Frontier punts on California broadband subsidy obligation

Frontier is bragging about how well it’s doing with the broadband infrastructure and service upgrades it promised to do, in exchange for $2 billion in federal subsidies. But not in California.

When it accepted the Federal Communications Commission’s Connect America Fund (CAF) money in 2015, Frontier agreed to deliver a minimal level of service – 10 Mbps download and 1 Mbps upload speeds – to 58,000 homes and businesses in California in exchange for a total of $228 million, paid out over six years in $38 million increments.

Those upgrades were supposed to be completed over the following five years, with 40% of the claimed territory upgraded by the end of next week – 31 December 2017. It put out a press release this week, patting itself on the back for meeting its obligations in 17 states. But California wasn’t on the list.

An email to Frontier’s public relations department asking for an update on its progress in California, or at least an explanation of why it won’t make its required deadline, went unanswered. California was one of three states where Frontier acquired systems from Verizon in 2015, and cut over in 2016. The other two states – Texas and Florida – were on the mission accomplished list, so the reason can’t be some kind of cosmic issue with the Verizon acquisition.

Since there are ten other states where Frontier also accepted CAF money but isn’t claiming to have met the 40% build out requirement – states which were not involved in the Verizon transaction – it’s more plausible that the failure is systemic in nature.

Frontier – and AT&T, which accepted CAF subsidies in California but also hasn’t claimed success – have a week to pull things together and fulfil the obligations they assumed. And then the FCC and the California Public Utilities Commission will have to verify those claims. Which might still happen.

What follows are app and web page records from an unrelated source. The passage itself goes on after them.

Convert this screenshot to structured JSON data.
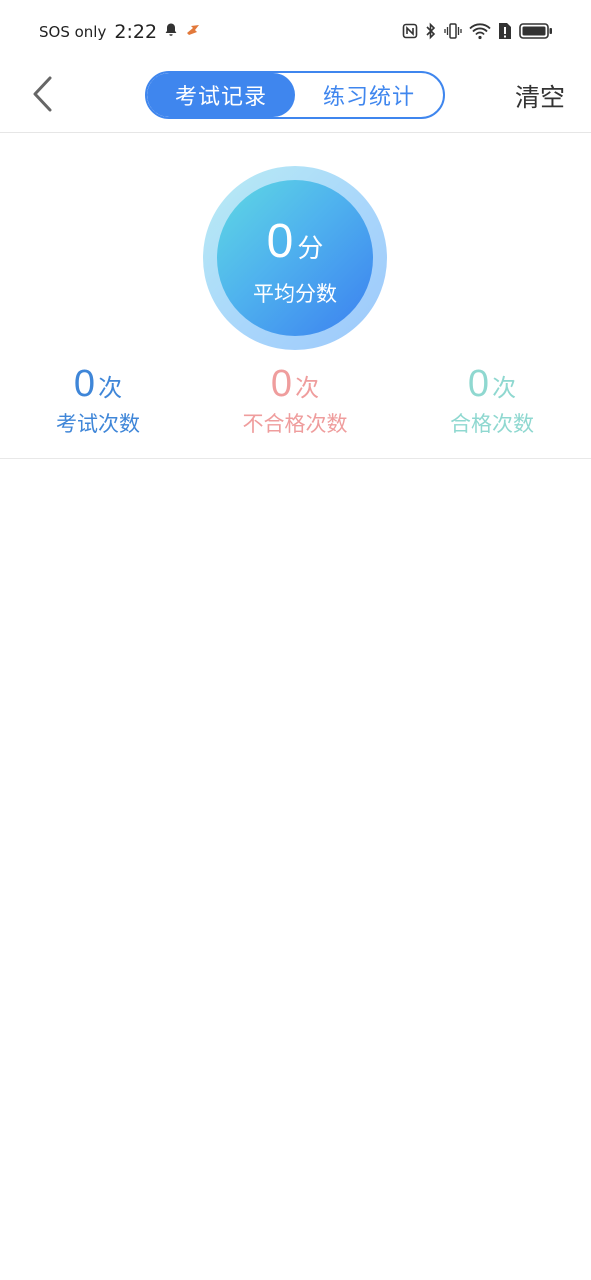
{
  "status_bar": {
    "carrier": "SOS only",
    "time": "2:22",
    "icons": [
      "bell-icon",
      "app-notification-icon",
      "nfc-icon",
      "bluetooth-icon",
      "vibrate-icon",
      "wifi-icon",
      "sim-alert-icon",
      "battery-icon"
    ]
  },
  "header": {
    "tabs": [
      {
        "label": "考试记录",
        "active": true
      },
      {
        "label": "练习统计",
        "active": false
      }
    ],
    "clear_label": "清空"
  },
  "score": {
    "value": "0",
    "unit": "分",
    "label": "平均分数"
  },
  "stats": [
    {
      "value": "0",
      "unit": "次",
      "label": "考试次数",
      "color": "#3f86d8"
    },
    {
      "value": "0",
      "unit": "次",
      "label": "不合格次数",
      "color": "#ef9d9d"
    },
    {
      "value": "0",
      "unit": "次",
      "label": "合格次数",
      "color": "#8fd8d0"
    }
  ],
  "colors": {
    "accent": "#3f86ee"
  }
}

But if they can’t even reach enough of the low hanging fruit to get to 40% of federally subsidised Californian homes and businesses in two years, it will be hard to believe any promises that they’ll be willing or able to the harder work needed to upgrade the remaining 60% in the next three.